No, the Commended Scholar award is given for the prestige involved. It is an achievement to become a Commended Scholar and universities recognize this.
A university may offer a scholarship if the student is a Commended Scholar but they do not receive a scholarship from the National Merit Scholar organization.
The PSAT math sections cover up to high school geometry. No PSAT math section will include any math questions from Algebra II; however, Algebra II is covered in the SAT.
If you have the goal of becoming a National Merit Semifinalist, it is best to start by the June before the 10th grade. Otherwise, a student should start by the summer before the 11th grade.
Although colleges do not consider your PSAT scores for college admissions, they are interested in seeing whether or not you were recognized as a National Merit Scholar or Commended Scholar.
“Duke TIP talent search helps gifted students and their families find out how advanced the students’ abilities truly are. Traditional testing often fails to measure the variation among many gifted students who reach the upper limits of scoring on grade-level exams. By taking advanced above-level (at least two years above a student’s current grade placement) testing through Duke TIP’s talent searches, gifted students and their families gain a far better understanding of where the student stands in relation to his/her gifted peers and what level of educational challenge is appropriate. Taking the SAT or ACT in seventh grade gives students a chance to practice and become familiar with the exams that play a major role in college admissions. Students’ early experience with the college entrance exam is helpful in preparing them to take it in high school. All talent search participants receive resources and publications to assist the student’s educational growth.”
Excerpt from Duke TIP website. For more information on the Duke TIP Program, visit www.tip.duke.edu.
“The Texas Academy of Mathematics and Science (TAMS) is a two-year residential early college entrance program serving approximately 400 students at the University of North Texas in Denton, Texas. It is a member of the National Consortium for Specialized Secondary Schools of Mathematics, Science and Technology. Each year TAMS admits approximately 200 new students gifted in mathematics and science following their 10th grade year of high school. These students are entered into full-time college studies alongside traditional college students and proceed to earn two years of college credit that is transferable in some situations while at the same time completing curriculum to qualify for a high school diploma. Typical TAMS students receive both a high school diploma and more than 60 college credits, allowing them to enter university with enough credit to qualify as a junior. TAMS encourages a strong sense of community and esprit de corps among its students. Class rings, for example, are presented from second-year students to first-year students in a ceremony early in the school year. All students live together in McConnell Hall, a separate dormitory building from the main university population.

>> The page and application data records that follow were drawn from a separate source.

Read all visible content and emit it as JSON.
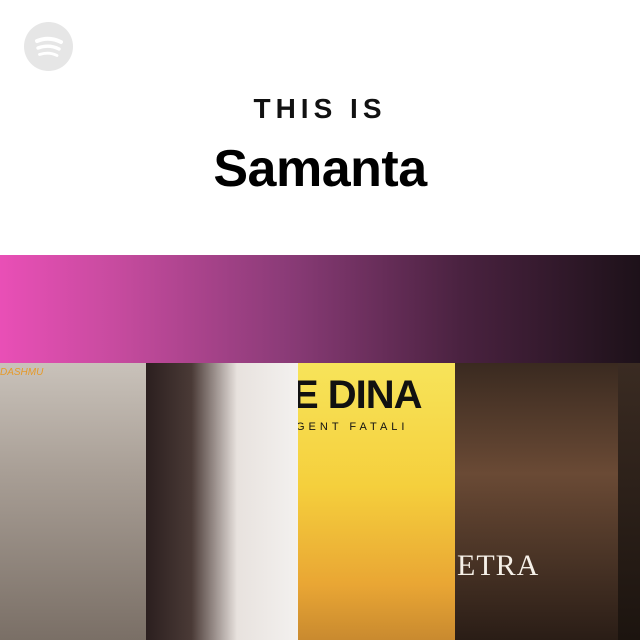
{
  "header": {
    "eyebrow": "THIS IS",
    "title": "Samanta"
  },
  "logo": {
    "icon": "spotify-logo-icon"
  },
  "covers": [
    {
      "label": "DASHMU"
    },
    {
      "label": ""
    },
    {
      "label": "E DINA",
      "sublabel": "GENT FATALI"
    },
    {
      "label": "ETRA"
    },
    {
      "label": ""
    }
  ],
  "colors": {
    "gradient_start": "#e94fb6",
    "gradient_end": "#1d1119"
  }
}
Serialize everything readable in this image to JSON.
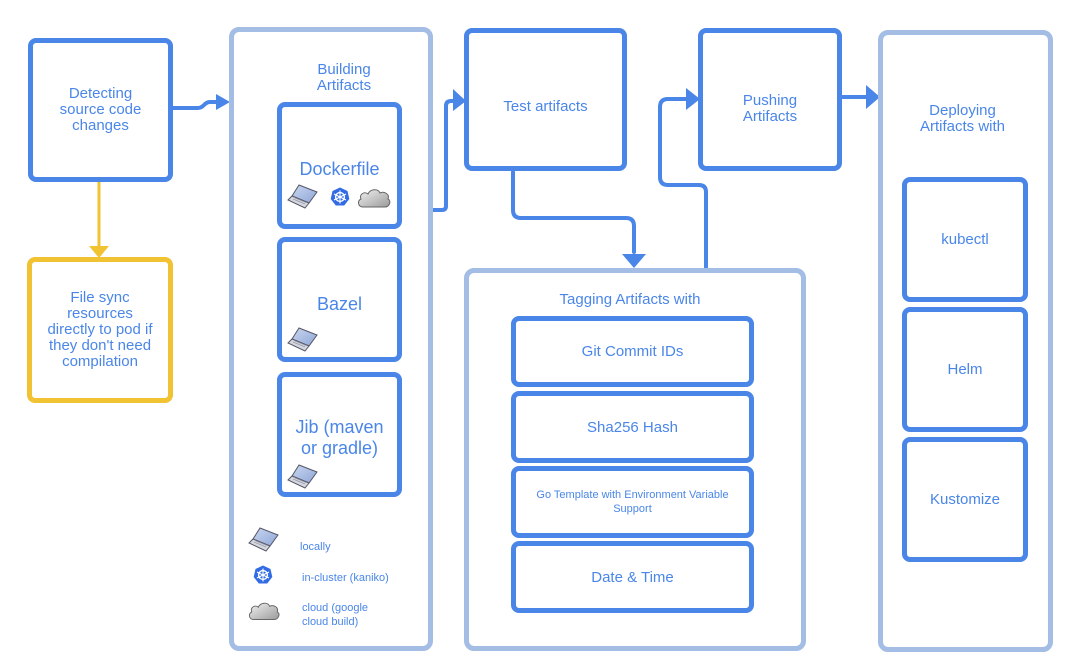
{
  "colors": {
    "primary": "#4a86e8",
    "container_border": "#a4bde5",
    "sync_border": "#f1c232"
  },
  "detect": {
    "label": "Detecting\nsource code\nchanges"
  },
  "file_sync": {
    "label": "File sync\nresources\ndirectly to pod if\nthey don't need\ncompilation"
  },
  "building": {
    "title": "Building\nArtifacts",
    "builders": [
      {
        "label": "Dockerfile",
        "icons": [
          "laptop-icon",
          "kubernetes-icon",
          "cloud-icon"
        ]
      },
      {
        "label": "Bazel",
        "icons": [
          "laptop-icon"
        ]
      },
      {
        "label": "Jib (maven\nor gradle)",
        "icons": [
          "laptop-icon"
        ]
      }
    ],
    "legend": [
      {
        "icon": "laptop-icon",
        "label": "locally"
      },
      {
        "icon": "kubernetes-icon",
        "label": "in-cluster (kaniko)"
      },
      {
        "icon": "cloud-icon",
        "label": "cloud (google\ncloud build)"
      }
    ]
  },
  "test": {
    "label": "Test artifacts"
  },
  "pushing": {
    "label": "Pushing\nArtifacts"
  },
  "tagging": {
    "title": "Tagging Artifacts with",
    "items": [
      "Git Commit IDs",
      "Sha256 Hash",
      "Go Template with Environment Variable\nSupport",
      "Date & Time"
    ]
  },
  "deploying": {
    "title": "Deploying\nArtifacts with",
    "items": [
      "kubectl",
      "Helm",
      "Kustomize"
    ]
  }
}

A limited number of classes are open only to TAMS students.”
Excerpt from TAMS website. For more information on the TAMS Program, visit www.tams.unt.edu.

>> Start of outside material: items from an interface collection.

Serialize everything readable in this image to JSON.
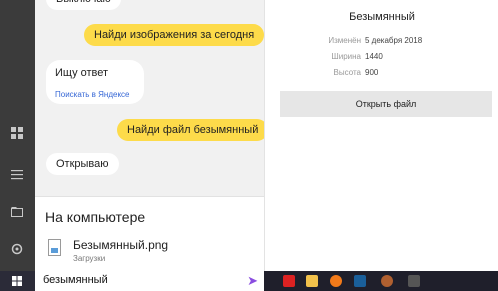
{
  "chat": {
    "partial_top": "Выключаю",
    "msg1": "Найди изображения за сегодня",
    "bot1_text": "Ищу ответ",
    "bot1_link": "Поискать в Яндексе",
    "msg2": "Найди файл безымянный",
    "bot2": "Открываю"
  },
  "results": {
    "heading": "На компьютере",
    "file_name": "Безымянный.png",
    "file_location": "Загрузки"
  },
  "preview": {
    "title": "Безымянный",
    "rows": [
      {
        "key": "Изменён",
        "value": "5 декабря 2018"
      },
      {
        "key": "Ширина",
        "value": "1440"
      },
      {
        "key": "Высота",
        "value": "900"
      }
    ],
    "open_button": "Открыть файл"
  },
  "taskbar": {
    "search_value": "безымянный"
  },
  "colors": {
    "user_bubble": "#fddb4a",
    "link": "#3768d6",
    "taskbar": "#1f1f2b",
    "rail": "#3b3b3b"
  },
  "icons": [
    "menu-icon",
    "list-icon",
    "folder-icon",
    "settings-icon",
    "windows-icon",
    "send-icon",
    "yandex-icon",
    "explorer-icon",
    "firefox-icon",
    "terminal-icon",
    "app-icon",
    "window-icon"
  ]
}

“The Education Program for Gifted Youth (EPGY) at Stanford University is a continuing project for developing and offering multimedia computer-based distance-learning courses. This program combines the technical and instructional expertise to provide an individualized educational experience to students of all ages. This program offers courses in different subjects from kindergarten through advanced undergraduate levels. The EPGY Program offers distance-learning courses as well as residential summer programs for ages 5 and older. The EPGY Distance-Learning Courses use the computer as an instructional resource to teach students in a virtual classroom session. The EPGY Summer Programs provide opportunities to students to interact with other students with similar interests and abilities. Students also are provided with opportunities to take course that are not generally offered as part of their curriculum.”

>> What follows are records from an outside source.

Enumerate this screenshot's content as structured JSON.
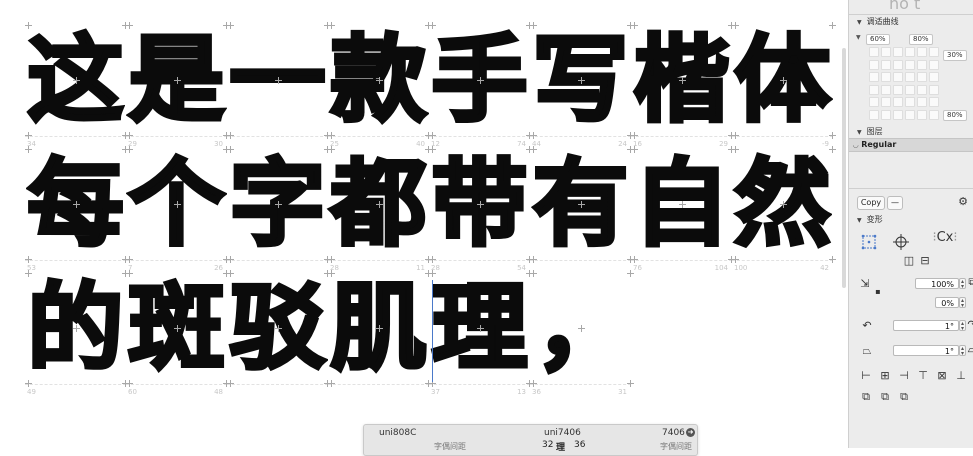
{
  "canvas": {
    "rows": [
      {
        "glyphs": [
          {
            "char": "这",
            "lsb": "34",
            "rsb": ""
          },
          {
            "char": "是",
            "lsb": "29",
            "rsb": "30"
          },
          {
            "char": "一",
            "lsb": "",
            "rsb": ""
          },
          {
            "char": "款",
            "lsb": "25",
            "rsb": "40"
          },
          {
            "char": "手",
            "lsb": "12",
            "rsb": "74"
          },
          {
            "char": "写",
            "lsb": "44",
            "rsb": "24"
          },
          {
            "char": "楷",
            "lsb": "16",
            "rsb": "29"
          },
          {
            "char": "体",
            "lsb": "",
            "rsb": "-9"
          }
        ]
      },
      {
        "glyphs": [
          {
            "char": "每",
            "lsb": "53",
            "rsb": ""
          },
          {
            "char": "个",
            "lsb": "7",
            "rsb": "26"
          },
          {
            "char": "字",
            "lsb": "",
            "rsb": ""
          },
          {
            "char": "都",
            "lsb": "28",
            "rsb": "11"
          },
          {
            "char": "带",
            "lsb": "28",
            "rsb": "54"
          },
          {
            "char": "有",
            "lsb": "",
            "rsb": ""
          },
          {
            "char": "自",
            "lsb": "76",
            "rsb": "104"
          },
          {
            "char": "然",
            "lsb": "100",
            "rsb": "42"
          }
        ]
      },
      {
        "glyphs": [
          {
            "char": "的",
            "lsb": "49",
            "rsb": ""
          },
          {
            "char": "斑",
            "lsb": "60",
            "rsb": "48"
          },
          {
            "char": "驳",
            "lsb": "",
            "rsb": ""
          },
          {
            "char": "肌",
            "lsb": "",
            "rsb": ""
          },
          {
            "char": "理",
            "lsb": "37",
            "rsb": "13"
          },
          {
            "char": "，",
            "lsb": "36",
            "rsb": "31"
          }
        ]
      }
    ]
  },
  "popup": {
    "left_name": "uni808C",
    "mid_name": "uni7406",
    "right_value": "7406",
    "left_sub": "字偶间距",
    "right_sub": "字偶间距",
    "metric_left": "32",
    "metric_right": "36"
  },
  "sidebar": {
    "top_clipped_title": "no t",
    "curve_section": "调适曲线",
    "curve_values": [
      "60%",
      "80%",
      "30%",
      "80%"
    ],
    "layers_section": "图层",
    "layer_name": "Regular",
    "copy_label": "Copy",
    "minus_label": "—",
    "transform_section": "变形",
    "cx_label": "Cx",
    "scale_value": "100%",
    "offset_value": "0%",
    "rotate_value": "1°",
    "slant_value": "1°"
  }
}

Excerpt from Stanford’s EPGY website. For more information, please visit epgy.stanford.edu.